Elementary teacher Elaine Comeau just wanted to make it easier for students to stay on track and keep on the classroom schedule.
So she created cute pictures and simple instructions (brush teeth, make bed) for young minds to grasp and stuck them on the classroom wall – to make it easier for everyone to get through the day.
For several years, she did the same thing for parents of her students who constantly asked her to make “visual routines” for their homes – again to make it easier to get through the day.
Thus was born EasyDaysies, magnetic instruction boards and cards starting at $25 that organize the day and simplify a high-stress world.
The easy-to-follow formats not only help young readers, they assist adults and kids, with a range of disabilities, such as dementia, to organize their lives.
EasyDaysies is split about equally between each of the markets, says Comeau, who lives in an Albion townhouse with her husband Ron and three children.
That home also doubles as an office, assembly line, distribution centre and storage facility.
In the past three years, sales have jumped from $12,000 to $25,000, to a projected goal of $100,000 this year.
Elaine has taken a year’s leave of absence from teaching and spends most nights at the kitchen table, working until 3 a.m., packaging the product for distribution to customers.
“It’s really hard to keep up – on top of the kitchen table.”
The growth of the company has been a huge learning curve, moving from “mommy and a school teacher and now a manufacturer, accountant, sales rep, receivables, shipper, creative director, marketing director, and CEO,” she said in a news release.
But if she thought she’s been busy lately, maybe she’s seen nothing yet.
Last week’s airing of her product on the CBC’s Dragon’s Den saw website hits skyrocket to eight hits per second, even while the show was airing in eastern Canada.
“It was just wonderful to watch.”
The evening the show aired she sold another $2,000 of product and the day after, another $1,000.
The Dragons also liked what they saw, even getting into a bidding war for a piece of the action.
Elaine and her husband and three children wowed the cynics with their presentation and produced multiple offers before eventually settling on one from Kevin O’Leary and Jim Treliving, owner of Boston Pizza, for investing $70,000 for a 30-per-cent share in the company and 10 per cent of the royalties.
“EasyDaysies has shown great innovation in creating products that benefit both parents and children,” said Treliving.
“With a small boost, and some direction I can see this business really taking off.”
Since the show, background checks, or “due diligence,” has confirmed that the deal can go ahead, giving Elaine a chance to breathe.
Currently, her product is in about 70 specialty kids stores in Canada and a handful in the U.S.
That list excludes major retailers because Comeau just doesn’t yet have the productive capacity in her home.
With the Dragons signed on, their marketing and management expertise will allow her to ramp up production so she can supply major retailers instead of niche stores.

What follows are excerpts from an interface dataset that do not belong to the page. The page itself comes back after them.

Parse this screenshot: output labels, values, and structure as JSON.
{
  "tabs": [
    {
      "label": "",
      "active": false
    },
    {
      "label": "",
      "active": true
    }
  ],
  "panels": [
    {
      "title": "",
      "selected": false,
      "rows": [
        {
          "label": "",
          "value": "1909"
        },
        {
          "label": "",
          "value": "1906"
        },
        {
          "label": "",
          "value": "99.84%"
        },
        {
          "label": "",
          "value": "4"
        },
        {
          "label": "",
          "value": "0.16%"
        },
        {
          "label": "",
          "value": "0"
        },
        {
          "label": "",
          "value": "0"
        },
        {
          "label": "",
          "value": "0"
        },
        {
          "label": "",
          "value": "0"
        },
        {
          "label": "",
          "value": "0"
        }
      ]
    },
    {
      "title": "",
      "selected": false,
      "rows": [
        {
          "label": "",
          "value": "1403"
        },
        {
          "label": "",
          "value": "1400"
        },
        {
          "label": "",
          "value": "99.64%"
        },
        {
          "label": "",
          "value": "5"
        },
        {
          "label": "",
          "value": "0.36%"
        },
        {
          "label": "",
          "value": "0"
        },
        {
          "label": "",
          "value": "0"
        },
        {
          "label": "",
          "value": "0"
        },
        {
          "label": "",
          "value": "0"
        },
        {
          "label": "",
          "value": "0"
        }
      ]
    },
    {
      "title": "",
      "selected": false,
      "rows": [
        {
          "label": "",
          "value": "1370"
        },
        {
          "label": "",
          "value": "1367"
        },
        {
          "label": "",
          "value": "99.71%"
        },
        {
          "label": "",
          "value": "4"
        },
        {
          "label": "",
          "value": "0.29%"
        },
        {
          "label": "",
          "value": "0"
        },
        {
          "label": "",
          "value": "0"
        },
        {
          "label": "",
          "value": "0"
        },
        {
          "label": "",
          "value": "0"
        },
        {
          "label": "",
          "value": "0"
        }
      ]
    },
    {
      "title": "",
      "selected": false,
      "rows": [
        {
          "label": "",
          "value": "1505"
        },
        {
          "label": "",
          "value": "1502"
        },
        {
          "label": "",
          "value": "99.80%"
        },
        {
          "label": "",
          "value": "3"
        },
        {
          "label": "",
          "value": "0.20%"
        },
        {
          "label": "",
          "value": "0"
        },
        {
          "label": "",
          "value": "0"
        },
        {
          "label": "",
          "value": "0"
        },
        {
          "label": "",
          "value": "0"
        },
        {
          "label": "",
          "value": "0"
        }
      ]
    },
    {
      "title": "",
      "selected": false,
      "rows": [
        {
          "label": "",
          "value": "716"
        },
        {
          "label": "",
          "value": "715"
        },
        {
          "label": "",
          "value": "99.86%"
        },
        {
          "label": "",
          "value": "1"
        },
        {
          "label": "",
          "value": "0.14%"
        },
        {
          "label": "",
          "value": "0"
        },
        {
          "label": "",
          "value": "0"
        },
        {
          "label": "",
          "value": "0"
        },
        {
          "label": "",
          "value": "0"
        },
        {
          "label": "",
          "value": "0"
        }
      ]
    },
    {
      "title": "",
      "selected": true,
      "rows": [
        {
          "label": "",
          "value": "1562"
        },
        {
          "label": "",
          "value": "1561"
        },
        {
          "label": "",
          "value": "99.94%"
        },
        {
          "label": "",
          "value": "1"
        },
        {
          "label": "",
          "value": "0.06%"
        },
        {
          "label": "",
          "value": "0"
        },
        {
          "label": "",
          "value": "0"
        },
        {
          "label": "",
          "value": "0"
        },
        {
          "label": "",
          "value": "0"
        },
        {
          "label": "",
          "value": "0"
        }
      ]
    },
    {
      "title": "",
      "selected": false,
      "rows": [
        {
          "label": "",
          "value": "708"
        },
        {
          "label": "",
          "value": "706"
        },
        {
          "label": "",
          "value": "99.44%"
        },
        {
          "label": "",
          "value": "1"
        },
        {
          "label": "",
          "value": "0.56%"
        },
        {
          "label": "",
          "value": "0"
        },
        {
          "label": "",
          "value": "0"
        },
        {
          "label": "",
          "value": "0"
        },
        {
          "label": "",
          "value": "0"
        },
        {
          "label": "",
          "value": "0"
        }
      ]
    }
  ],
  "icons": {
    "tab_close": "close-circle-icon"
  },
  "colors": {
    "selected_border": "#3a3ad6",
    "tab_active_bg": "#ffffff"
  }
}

“It’s going to be a very long road.
“It’s not going to be an easy road.”
And that’s not even considering the U.S. market, which she hopes to tap next year, when she visits trade shows.
“The United States is a different ball park.”